Friday, July 22, 2011

Guinea Pig Test Results: Restaurant Food Sucks

I'm absolutely convinced there is a relationship between excess calories and/or poor nutrition and depression. I'm not sure what research says. I'd reckon it difficult to control which one precedes the other. Does the depression stem from the calories or does the excess calroies come from the depression. However my experiece this week leads me to think the food leads the way.

Because of work, I've eaten all but two meals out of restaurants this week. And I feel like crap. The physical effects are profound. I've had to loosen my watchband. My feet are swollen so much it feels like I'm walking in wet shoes. I smell wierd. My weight is obviously up. And despite consuming an excess quantity of calories... I still feel hungry!? Obviously there are tons of hidden salt, MSG, and calories ("enhancers?") added to the food I've eaten. It grosses me out. I also wonder if diet composition substrate plays a role here. My diet tipped drastically toward fat-based, instead of carbohydrate-based, this week.

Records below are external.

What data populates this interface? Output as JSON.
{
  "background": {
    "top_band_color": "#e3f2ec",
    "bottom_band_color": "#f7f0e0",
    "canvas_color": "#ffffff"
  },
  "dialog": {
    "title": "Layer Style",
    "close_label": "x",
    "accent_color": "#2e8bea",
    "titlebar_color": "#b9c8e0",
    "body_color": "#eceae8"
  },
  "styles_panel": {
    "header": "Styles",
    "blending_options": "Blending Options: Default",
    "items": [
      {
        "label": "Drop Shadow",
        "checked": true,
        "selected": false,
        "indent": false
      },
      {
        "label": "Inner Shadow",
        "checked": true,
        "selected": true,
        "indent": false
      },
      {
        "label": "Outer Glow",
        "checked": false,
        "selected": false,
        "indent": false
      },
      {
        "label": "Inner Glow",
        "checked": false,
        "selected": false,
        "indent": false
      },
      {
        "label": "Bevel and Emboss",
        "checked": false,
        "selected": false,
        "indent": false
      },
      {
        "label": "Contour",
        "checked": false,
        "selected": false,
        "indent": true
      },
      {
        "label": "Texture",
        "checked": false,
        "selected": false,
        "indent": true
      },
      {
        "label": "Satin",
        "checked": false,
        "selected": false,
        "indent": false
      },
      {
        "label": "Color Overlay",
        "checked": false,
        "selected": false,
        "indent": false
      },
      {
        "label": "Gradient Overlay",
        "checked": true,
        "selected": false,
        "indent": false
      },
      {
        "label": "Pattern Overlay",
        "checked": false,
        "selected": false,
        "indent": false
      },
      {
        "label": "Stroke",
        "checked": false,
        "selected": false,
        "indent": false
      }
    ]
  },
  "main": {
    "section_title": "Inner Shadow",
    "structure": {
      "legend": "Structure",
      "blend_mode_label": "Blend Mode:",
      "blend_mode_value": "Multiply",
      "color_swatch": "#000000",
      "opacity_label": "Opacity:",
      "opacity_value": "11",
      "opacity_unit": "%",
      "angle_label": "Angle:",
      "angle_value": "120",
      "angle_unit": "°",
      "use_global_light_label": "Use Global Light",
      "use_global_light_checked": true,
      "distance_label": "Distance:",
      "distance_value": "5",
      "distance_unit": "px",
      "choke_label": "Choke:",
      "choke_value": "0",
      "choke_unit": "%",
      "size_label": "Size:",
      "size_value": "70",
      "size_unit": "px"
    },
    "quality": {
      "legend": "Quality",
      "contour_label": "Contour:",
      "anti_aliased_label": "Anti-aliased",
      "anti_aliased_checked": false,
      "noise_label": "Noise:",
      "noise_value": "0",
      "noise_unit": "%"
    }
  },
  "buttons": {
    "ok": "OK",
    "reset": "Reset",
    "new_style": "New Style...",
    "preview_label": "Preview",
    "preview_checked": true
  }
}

With such profound physical effects... why *shouldn't* mental effects be anticipated? I feel a malaise. The blues. A funk. That I cannot attribute to any specific event or happening in my life. Granted this week has been tough. But I endured far worse. As I sat on the couch last night contemplating "why do I feel like this?", I can't help but think there is some mechanism pushing my chemistry toward this. Clearly my body's chemistry is far from it's natural stasis.

I've always thought vegetarians a touch crazy. But... it's a lot harder to hide "enhancers" in salads. Even harder in vegen dishes. Maybe... just maybe, there is something to the 'I just feel better' often cited. Like I always thought, it's all in their heads. HA!

Eating poorly and working excessively is no way to go through life. The true triangle of hell is high stress + poor nutrition + sedantary lifestyle. And although this is just a transient situation for me, for many it's not. It's the perfect description of most engineers. The office banter this morning affirms. Among a group of five people, none of us could recall co-workers or acquiantices in our career field that lived into their 80s. None. Not one. That is striking. The list of people that died young was easy to come up with. We've lost two in the office in the last few months. One was 73 and could barely even walk.

Granted. None of this is scientific. But, it's worth trying the obvious solution. Look for me to be packing my lunch when meetings go all-day. At minimus. I hate to come off as snobbish, or stand offish. But the alternative is way, way too expensive.